From 1908 until 1915, Andrejs Upits devoted his time and effort to literature criticism, literary historical works, and journalistic articles, and worked as an editor. He writes novels „New Sources”, „The Woman”, „In the Silk Net”, „Gold” and „Renegades”, the long story „The Last Latvian” and a lot of short stories and narratives.

  1. Balsares (1918-1921)

As life in Riga was unbearable under the pressure of German occupation, we decided to return to Skriveri. We knew already, that my house had been burnt by German army. In 1918, on the last April days, we borrowed a cart and went to the house of my brother-in-law- ‘Balsares’ in Skriveri. Miraculously, the cellar was untouched, this is where my relatives dwelt, and so was the firewood shed with a small annex, so we settled there. The annex was so low, that you could only stretch straight at its highest edge. The summer of 1818 was cold, windy and rainy. The wind blew inside through every slot and rainwater was pouring on the head. On the field, we were gathering wet-soaked barley ears of the previous year’s cut, grinded them with a coffee-mill and made porridge. Dock leaves and pigweed- anything that was soft enough was picked and eaten.

In the autumn of 1918, we finally got under a proper roof, as together with a few families we renovated a part of the burnt masonry living house of ‘Balsares’. Since there were difficulties to borrow a horse, it took much effort to bring logs from the wood; we found planks and nails in the soldiers’ deserted dug-outs. At the beginning of November, when the annex of the firewood shed did not actually give any shelter, we entered our new room. It was moist, not very warm either, but at least you could straighten yourself without fearing to hit your head. The rain did not pour on you and the wing did not flutter your hair. And it was really nice when I put up the floor of the planks dug out of the ruined trenches by the Daugava River.

After the writer’s death in 1970, the house was stated the branch of the memorial museum of Andrejs Upits.

  1. The other family house in Skriveri (1922-1940, summer periods)

In 1921, I started considering renovating the family house in Skriveri. On the former rudiments and former size, it was again built by my friend Martins Bergholcs, but the lacking log material was brought by me, with my son Karlis and elderly father assisting. In 1922, one end of the building was ready, that is where we spent the summer- the first one after 1915. Vast majority of my allowances within the following ten years was spent on building the house, annexing, refurbishing, painting, planting and so on.

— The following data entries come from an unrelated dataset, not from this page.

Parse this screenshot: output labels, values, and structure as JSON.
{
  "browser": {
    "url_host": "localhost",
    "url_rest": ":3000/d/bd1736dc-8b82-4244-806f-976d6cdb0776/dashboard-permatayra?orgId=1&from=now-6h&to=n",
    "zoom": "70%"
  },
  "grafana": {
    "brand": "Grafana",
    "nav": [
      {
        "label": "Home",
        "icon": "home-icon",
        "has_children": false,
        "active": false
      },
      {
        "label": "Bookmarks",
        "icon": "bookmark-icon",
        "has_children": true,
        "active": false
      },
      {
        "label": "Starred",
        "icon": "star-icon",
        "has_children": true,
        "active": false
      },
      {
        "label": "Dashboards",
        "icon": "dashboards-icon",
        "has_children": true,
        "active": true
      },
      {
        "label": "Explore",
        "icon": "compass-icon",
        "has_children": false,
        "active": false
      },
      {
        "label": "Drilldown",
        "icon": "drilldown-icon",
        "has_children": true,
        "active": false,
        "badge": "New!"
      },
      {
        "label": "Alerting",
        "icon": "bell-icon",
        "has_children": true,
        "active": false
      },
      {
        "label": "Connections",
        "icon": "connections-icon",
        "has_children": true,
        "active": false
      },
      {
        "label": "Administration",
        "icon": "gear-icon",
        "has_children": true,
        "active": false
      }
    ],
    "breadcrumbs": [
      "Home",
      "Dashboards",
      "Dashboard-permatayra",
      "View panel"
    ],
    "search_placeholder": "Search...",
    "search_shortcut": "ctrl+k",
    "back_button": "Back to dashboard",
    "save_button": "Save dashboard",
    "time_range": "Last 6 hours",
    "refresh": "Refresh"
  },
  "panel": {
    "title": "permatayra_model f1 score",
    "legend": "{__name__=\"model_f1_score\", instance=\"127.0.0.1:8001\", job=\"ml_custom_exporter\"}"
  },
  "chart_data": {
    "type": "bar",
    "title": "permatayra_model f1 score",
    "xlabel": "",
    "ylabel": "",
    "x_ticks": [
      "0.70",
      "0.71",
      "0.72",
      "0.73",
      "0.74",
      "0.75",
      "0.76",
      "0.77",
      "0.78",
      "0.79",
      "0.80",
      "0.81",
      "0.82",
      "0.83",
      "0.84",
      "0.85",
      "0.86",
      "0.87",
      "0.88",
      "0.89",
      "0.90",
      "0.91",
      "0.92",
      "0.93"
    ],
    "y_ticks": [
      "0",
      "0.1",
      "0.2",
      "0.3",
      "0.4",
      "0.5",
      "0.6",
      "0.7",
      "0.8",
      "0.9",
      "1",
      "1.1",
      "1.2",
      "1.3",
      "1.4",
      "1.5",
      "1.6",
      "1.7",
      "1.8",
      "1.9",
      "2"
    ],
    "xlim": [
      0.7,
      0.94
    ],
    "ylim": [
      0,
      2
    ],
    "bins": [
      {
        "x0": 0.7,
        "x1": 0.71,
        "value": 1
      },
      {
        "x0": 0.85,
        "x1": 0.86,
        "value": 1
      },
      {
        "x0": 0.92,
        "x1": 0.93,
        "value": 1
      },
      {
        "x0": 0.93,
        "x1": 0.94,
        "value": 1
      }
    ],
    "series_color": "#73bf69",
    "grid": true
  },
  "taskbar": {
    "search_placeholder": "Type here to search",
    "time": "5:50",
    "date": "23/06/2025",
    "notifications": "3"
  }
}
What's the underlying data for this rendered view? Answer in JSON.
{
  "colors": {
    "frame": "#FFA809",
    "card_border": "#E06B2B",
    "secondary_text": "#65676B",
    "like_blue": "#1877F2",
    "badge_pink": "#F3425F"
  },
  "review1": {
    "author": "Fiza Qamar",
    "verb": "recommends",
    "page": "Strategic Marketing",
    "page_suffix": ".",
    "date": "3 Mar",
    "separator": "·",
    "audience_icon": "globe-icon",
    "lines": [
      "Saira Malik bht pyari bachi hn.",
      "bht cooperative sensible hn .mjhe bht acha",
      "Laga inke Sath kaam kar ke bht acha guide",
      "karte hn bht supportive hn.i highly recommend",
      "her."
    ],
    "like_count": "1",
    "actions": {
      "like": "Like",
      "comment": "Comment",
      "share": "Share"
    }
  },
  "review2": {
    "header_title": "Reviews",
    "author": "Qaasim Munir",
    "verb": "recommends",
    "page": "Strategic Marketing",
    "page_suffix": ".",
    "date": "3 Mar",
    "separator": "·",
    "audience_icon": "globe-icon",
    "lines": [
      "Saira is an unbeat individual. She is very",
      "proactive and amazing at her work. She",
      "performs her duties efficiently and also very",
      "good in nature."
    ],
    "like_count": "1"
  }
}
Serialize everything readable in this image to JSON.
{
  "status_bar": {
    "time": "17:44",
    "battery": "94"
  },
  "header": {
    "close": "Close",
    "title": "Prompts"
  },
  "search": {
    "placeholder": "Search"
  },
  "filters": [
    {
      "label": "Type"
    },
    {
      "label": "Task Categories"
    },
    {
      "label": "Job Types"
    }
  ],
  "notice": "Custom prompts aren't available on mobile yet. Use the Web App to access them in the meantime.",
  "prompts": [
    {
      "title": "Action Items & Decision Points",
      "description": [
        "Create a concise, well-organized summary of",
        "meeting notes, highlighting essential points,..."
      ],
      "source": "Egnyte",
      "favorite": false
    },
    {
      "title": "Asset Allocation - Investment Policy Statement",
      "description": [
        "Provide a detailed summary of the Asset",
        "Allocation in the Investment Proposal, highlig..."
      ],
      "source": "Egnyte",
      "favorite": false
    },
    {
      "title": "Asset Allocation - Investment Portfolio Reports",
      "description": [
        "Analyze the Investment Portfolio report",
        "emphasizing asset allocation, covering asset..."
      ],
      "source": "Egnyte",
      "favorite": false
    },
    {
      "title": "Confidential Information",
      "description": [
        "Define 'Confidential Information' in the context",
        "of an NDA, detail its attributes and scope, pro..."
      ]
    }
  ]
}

Since 1952, the memorial house-museum was run by The Museum of Literature and Art History of J.Rainis.

/Places of residence and work of Andrejs Upits. R.:Liesma, 1967,p.117./